Shares of Chevron climbed Thursday after the oil company announced that it would repurchase $75 billion of its stock, one of the largest-ever stock buyback plans. The company’s board also approved an increase of about 6% in its quarterly dividend, to $1.51 per share. Chevron Corp. said the buyback is effective on April 1, and […]
1 day ago
Associated Press

Missouri Senate GOP backs bills on transgender children

JEFFERSON CITY, Mo. (AP) — The leader of Missouri’s state Senate on Thursday said Republican senators are unified against letting transgender girls play on girls’ sports teams. Senate President Pro Tem Caleb Rowden’s comments to reporters on Thursday signal that restrictions on what teams transgender student athletes can play on have a good chance of […]
1 day ago

Sponsored Articles

safety from crime...

As crime increases, our safety measures must too

It's easy to be accused of fearmongering regarding crime, but Seattle residents might have good reason to be concerned for their safety.
Comcast Ready for Business Fund...
Ilona Lohrey | President and CEO, GSBA

GSBA is closing the disparity gap with Ready for Business Fund

GSBA, Comcast, and other partners are working to address disparities in access to financial resources with the Ready for Business fund.
SHIBA WA...

Medicare open enrollment is here and SHIBA can help!

The SHIBA program – part of the Office of the Insurance Commissioner – is ready to help with your Medicare open enrollment decisions.
Lake Washington Windows...

Choosing Best Windows for Your Home

Lake Washington Windows and Doors is a local window dealer offering the exclusive Leak Armor installation.
Anacortes Christmas Tree...

Come one, come all! Food, Drink, and Coastal Christmas – Anacortes has it all!

Come celebrate Anacortes’ 11th annual Bier on the Pier! Bier on the Pier takes place on October 7th and 8th and features local ciders, food trucks and live music - not to mention the beautiful views of the Guemes Channel and backdrop of downtown Anacortes.
Swedish Cyberknife Treatment...

The revolutionary treatment of Swedish CyberKnife provides better quality of life for majority of patients

There are a wide variety of treatments options available for men with prostate cancer.
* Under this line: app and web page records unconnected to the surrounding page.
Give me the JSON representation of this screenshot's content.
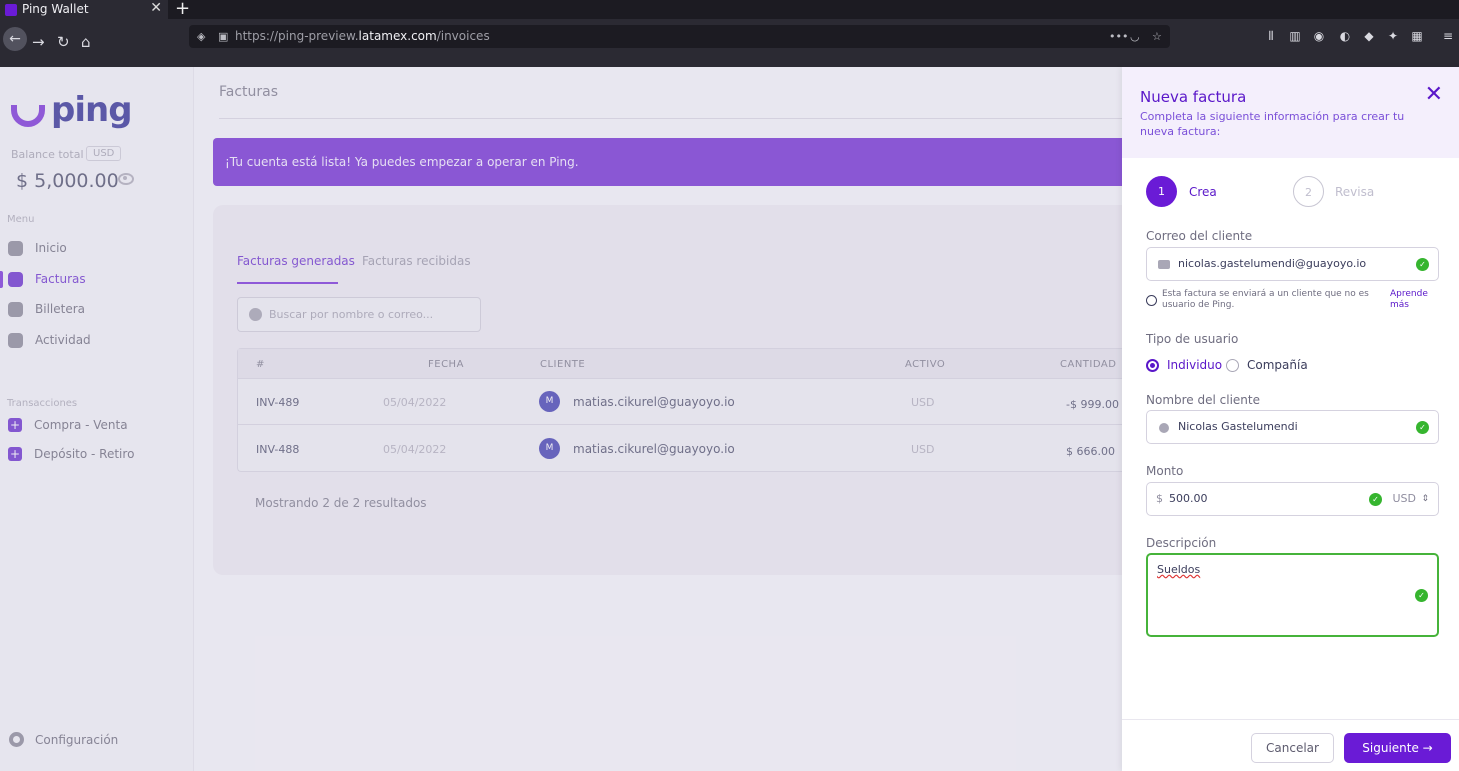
{
  "browser": {
    "tab_title": "Ping Wallet",
    "tab_close": "✕",
    "new_tab": "+",
    "url_prefix": "https://ping-preview.",
    "url_host": "latamex.com",
    "url_path": "/invoices"
  },
  "sidebar": {
    "logo": "ping",
    "balance_label": "Balance total",
    "currency": "USD",
    "balance": "$ 5,000.00",
    "menu_label": "Menu",
    "items": [
      {
        "label": "Inicio",
        "icon": "home-icon"
      },
      {
        "label": "Facturas",
        "icon": "invoice-icon",
        "active": true
      },
      {
        "label": "Billetera",
        "icon": "wallet-icon"
      },
      {
        "label": "Actividad",
        "icon": "activity-icon"
      }
    ],
    "transactions_label": "Transacciones",
    "transactions": [
      {
        "label": "Compra - Venta",
        "icon": "plus-icon"
      },
      {
        "label": "Depósito - Retiro",
        "icon": "plus-icon"
      }
    ],
    "settings": "Configuración"
  },
  "main": {
    "title": "Facturas",
    "banner": "¡Tu cuenta está lista! Ya puedes empezar a operar en Ping.",
    "tabs": [
      "Facturas generadas",
      "Facturas recibidas"
    ],
    "search_placeholder": "Buscar por nombre o correo...",
    "columns": [
      "#",
      "FECHA",
      "CLIENTE",
      "ACTIVO",
      "CANTIDAD"
    ],
    "rows": [
      {
        "id": "INV-489",
        "date": "05/04/2022",
        "avatar": "M",
        "client": "matias.cikurel@guayoyo.io",
        "asset": "USD",
        "amount": "-$ 999.00"
      },
      {
        "id": "INV-488",
        "date": "05/04/2022",
        "avatar": "M",
        "client": "matias.cikurel@guayoyo.io",
        "asset": "USD",
        "amount": "$ 666.00"
      }
    ],
    "results": "Mostrando 2 de 2 resultados"
  },
  "panel": {
    "title": "Nueva factura",
    "subtitle": "Completa la siguiente información para crear tu nueva factura:",
    "steps": [
      {
        "number": "1",
        "label": "Crea"
      },
      {
        "number": "2",
        "label": "Revisa"
      }
    ],
    "email_label": "Correo del cliente",
    "email_value": "nicolas.gastelumendi@guayoyo.io",
    "notice": "Esta factura se enviará a un cliente que no es usuario de Ping.",
    "notice_link": "Aprende más",
    "user_type_label": "Tipo de usuario",
    "user_types": [
      "Individuo",
      "Compañía"
    ],
    "name_label": "Nombre del cliente",
    "name_value": "Nicolas Gastelumendi",
    "amount_label": "Monto",
    "amount_prefix": "$",
    "amount_value": "500.00",
    "amount_currency": "USD",
    "description_label": "Descripción",
    "description_value": "Sueldos",
    "cancel": "Cancelar",
    "next": "Siguiente →"
  },
  "colors": {
    "brand": "#6a1bd6",
    "success": "#36b52f"
  }
}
One of the most technologically advanced treatment options in the Pacific Northwest is Stereotactic Body Radiation Therapy using the CyberKnife platform at Swedish Medical Center.
Israel’s Netanyahu races ahead with hard-line agenda